Top 300 Moments that Shaped Major League Baseball Preview: NL Central
Starting on March 1, Baseball Hot Corner will rank the Top 300 moments that shaped baseball history. All moments from 1900 forward are eligible and the list includes moments from on and off the field. There are regular season, post season and All-Star Game moments, triumphs and tragedies incredible accomplishments and unbreakable records. In the week leading up to the start of the countdown, we’ll preview each division in the majors. In installment number two, we’ll move to the National League Central.
The NL Central is full of heavy hitters when it comes to franchises who have made an impact in baseball history. The Reds, Cardinals, Cubs and Pirates all have histories that date back to the early 20th century and the Brewers have had their impact as well. Some of the greatest players in the game’s history have played for these franchises, like Ernie Banks, Stan Musial, Roberto Clemente and Johnny Bench to name just a few. Some of the game’s early superstars like Honus Wagner, Hack Wilson, Dizzy Dean, Sam Crawford and Rogers Hornsby also played on these teams. Needless to say, there was no shortage of incredible accomplishments from the teams in this division, with many likely to place high.
Hornsby, Wagner and Musial are flat out three of the best hitters than ever played the sport and had so many incredible accomplishments on the field. However, moments that have nothing to do with their play are likely to surface on the countdown as well. It seems to be lost in the shuffle of the past 120 years that Wagner was part of one of the biggest trades in baseball history when he was shipped from the Louisville Colonels as part of a massive fire sale the Colonels used to help payoff their debts. The trade involved 15 players, including other Hall of Famers Jack Chesbro and Fred Clarke, and the Colonels got $25,000 in cash.
Hornsby was also involved in a hugely influential trade as well, but this had nothing to do with finances. A swap of Hornsby and Frankie Frisch, two of the biggest stars at the time and two of the game’s biggest headaches, was necessitated when Frisch defected from the Giants and a contract squabble between Hornsby and the Cardinals.
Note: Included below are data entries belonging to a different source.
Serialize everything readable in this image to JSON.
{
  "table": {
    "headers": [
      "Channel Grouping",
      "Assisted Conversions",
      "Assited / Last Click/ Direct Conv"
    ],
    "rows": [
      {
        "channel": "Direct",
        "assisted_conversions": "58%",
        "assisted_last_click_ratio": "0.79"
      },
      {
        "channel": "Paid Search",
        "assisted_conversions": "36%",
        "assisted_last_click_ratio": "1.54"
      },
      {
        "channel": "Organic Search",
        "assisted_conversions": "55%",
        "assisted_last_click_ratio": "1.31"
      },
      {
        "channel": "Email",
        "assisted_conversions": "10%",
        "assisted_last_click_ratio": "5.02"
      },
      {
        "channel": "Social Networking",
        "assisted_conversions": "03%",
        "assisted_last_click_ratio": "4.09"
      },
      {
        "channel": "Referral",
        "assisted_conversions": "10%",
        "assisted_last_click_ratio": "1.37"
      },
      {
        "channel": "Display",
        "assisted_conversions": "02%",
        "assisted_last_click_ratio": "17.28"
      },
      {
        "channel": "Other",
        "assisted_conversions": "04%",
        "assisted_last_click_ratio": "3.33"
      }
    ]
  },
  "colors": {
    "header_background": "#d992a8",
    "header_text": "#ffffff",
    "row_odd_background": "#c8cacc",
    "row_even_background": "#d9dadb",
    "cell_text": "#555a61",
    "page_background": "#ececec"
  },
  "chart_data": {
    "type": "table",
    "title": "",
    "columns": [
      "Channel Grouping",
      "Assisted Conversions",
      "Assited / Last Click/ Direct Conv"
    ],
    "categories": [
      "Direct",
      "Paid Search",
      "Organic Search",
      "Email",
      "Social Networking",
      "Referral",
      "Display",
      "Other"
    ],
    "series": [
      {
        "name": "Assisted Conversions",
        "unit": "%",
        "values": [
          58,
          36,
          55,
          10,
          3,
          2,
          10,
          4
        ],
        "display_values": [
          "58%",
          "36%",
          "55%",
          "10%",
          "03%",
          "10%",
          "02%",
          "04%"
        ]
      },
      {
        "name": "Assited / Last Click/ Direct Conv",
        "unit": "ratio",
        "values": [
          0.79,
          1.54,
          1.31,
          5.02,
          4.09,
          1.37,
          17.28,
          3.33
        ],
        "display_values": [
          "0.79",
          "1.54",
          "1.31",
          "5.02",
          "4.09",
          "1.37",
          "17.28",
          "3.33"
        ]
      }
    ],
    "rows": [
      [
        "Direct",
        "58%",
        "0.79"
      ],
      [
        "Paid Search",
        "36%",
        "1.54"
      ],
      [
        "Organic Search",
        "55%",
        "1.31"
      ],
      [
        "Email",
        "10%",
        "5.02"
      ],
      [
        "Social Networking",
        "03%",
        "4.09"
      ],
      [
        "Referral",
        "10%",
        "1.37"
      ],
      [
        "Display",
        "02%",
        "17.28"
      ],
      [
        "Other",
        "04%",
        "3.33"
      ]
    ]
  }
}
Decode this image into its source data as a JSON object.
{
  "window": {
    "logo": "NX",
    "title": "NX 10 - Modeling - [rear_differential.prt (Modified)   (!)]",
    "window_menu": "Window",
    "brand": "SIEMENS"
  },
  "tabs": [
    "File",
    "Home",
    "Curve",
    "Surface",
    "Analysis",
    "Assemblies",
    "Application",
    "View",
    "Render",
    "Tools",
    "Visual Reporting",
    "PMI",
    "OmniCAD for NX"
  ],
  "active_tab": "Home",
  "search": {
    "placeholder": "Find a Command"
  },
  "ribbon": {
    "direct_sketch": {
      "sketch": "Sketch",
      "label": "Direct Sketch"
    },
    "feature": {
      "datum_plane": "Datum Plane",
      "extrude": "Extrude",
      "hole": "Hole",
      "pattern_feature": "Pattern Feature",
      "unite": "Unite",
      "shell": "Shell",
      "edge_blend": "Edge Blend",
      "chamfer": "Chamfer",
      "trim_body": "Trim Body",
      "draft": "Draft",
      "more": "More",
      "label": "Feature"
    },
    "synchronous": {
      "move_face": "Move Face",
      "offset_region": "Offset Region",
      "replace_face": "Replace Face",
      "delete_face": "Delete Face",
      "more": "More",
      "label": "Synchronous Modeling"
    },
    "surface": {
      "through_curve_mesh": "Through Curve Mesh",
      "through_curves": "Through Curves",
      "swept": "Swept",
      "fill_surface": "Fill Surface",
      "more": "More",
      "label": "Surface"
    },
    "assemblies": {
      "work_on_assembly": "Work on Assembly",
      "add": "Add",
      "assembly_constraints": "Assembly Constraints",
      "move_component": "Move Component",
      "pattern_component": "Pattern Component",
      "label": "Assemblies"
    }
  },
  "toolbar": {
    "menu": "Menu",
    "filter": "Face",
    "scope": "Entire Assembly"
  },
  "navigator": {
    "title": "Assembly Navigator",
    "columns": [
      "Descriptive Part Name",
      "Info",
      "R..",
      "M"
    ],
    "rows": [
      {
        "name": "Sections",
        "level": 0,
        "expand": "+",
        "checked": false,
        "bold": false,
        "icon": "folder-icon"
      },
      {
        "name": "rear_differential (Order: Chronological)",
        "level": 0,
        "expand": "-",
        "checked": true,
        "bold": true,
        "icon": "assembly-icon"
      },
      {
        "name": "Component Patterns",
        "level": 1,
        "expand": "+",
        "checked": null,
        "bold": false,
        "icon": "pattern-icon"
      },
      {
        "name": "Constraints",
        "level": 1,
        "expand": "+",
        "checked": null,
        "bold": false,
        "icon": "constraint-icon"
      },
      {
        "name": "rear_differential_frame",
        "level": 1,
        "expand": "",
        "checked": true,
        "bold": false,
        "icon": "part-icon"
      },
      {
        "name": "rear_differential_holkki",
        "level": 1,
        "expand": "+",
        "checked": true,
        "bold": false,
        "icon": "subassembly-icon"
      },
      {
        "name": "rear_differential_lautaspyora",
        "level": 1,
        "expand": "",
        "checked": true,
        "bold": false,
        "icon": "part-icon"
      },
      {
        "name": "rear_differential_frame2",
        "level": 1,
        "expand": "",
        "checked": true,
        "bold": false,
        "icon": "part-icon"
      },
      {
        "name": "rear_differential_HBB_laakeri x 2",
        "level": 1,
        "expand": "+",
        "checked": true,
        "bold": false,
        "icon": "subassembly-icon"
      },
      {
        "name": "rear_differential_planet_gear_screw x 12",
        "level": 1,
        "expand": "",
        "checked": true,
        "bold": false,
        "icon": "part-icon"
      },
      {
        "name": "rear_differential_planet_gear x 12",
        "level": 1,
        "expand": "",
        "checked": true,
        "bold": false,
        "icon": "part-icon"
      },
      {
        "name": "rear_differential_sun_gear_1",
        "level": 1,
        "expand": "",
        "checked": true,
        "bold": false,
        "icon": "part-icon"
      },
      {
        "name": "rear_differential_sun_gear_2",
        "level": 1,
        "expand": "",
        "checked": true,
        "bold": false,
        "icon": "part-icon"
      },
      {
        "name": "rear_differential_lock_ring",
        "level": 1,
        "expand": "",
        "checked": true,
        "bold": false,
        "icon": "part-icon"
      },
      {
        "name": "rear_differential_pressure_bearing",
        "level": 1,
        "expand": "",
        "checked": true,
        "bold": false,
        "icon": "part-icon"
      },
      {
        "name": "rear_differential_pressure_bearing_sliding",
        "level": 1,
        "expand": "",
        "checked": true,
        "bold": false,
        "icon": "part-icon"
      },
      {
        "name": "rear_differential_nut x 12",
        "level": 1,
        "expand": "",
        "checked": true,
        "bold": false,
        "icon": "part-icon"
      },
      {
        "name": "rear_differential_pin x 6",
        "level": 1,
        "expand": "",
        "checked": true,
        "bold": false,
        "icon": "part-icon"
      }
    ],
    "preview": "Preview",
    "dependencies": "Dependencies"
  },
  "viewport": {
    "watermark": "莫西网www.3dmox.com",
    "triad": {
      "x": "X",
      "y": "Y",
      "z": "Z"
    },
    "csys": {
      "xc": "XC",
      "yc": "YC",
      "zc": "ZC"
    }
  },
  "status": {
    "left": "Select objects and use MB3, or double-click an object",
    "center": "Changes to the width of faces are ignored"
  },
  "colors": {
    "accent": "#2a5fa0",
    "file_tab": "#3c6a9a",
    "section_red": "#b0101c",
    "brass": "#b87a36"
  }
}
Musial could not be more different than Hornsby off the field. One of the great ambassadors in the history of the game, Musial not only was one of the most talented players to ever swing a bat, but like many players of his era, he was a war hero as well. After finishing first and fourth in the NL MVP voting during his age 22 and 23 seasons, Musial joined the Navy. His involvement in the military, along with so many other of the game’s heroes, absolutely have their place when considering the moments that shaped the game’s history.
In an unfortunate twist, some of the game’s great tragedies also occurred involving teams in this division. The most notable, and likely the highest placed tragedy on the list of top moments in baseball history, would be the plane crash that killed the legendary Roberto Clemente. The impact of shocking New Year’s Eve crash is still felt today.
While the NL Central has so many great moments from the game’s early years, there is no shortage of influential events from the modern era. No list of baseball’s top moments would be complete without the inclusion of the “Bartman Game,” Ozzie Smith‘s improbable home run in the 1985 NLCS, Mark McGwire and Sammy Sosa‘s tainted pursuit of Roger Maris and, of course, Pete Rose breaking Ty Cobb‘s “unbreakable” hits record.
From Johnny Bench to Hippo Vaughn, Paul Molitor to Harvey Haddix, Bill Mazeroski to Dock Ellis and Gabby Hartnett to Rennie Stennett, the National League Central will have representation from legends to more obscure players up and down this list.
And keep an eye out for those “words that are heavy with nothing but trouble, Tinker to Evers to Chance.”
At Baseball Hot Corner, we’ll do our best to help keep you occupied as you wait for Opening Day with a countdown of the Top 300 Moments that Shaped Major League Baseball History. The series will begin March 1 with an introduction, followed by a quick look at the top pre-1900 moments before getting into the countdown. The countdown itself will be released in sets of 10 with the top 10 announced on April 2 — Opening Day Eve.
While fans are enjoying Opening Day, they’ll be able to participate in a fan poll ranking all of the events and of course, the comments section will be open on every article to haggle over the rankings.
Between now and March 1, you will also be able to nominate your favorite moments to be considered for the countdown. You can tweet your ideas to the author @mlb100years.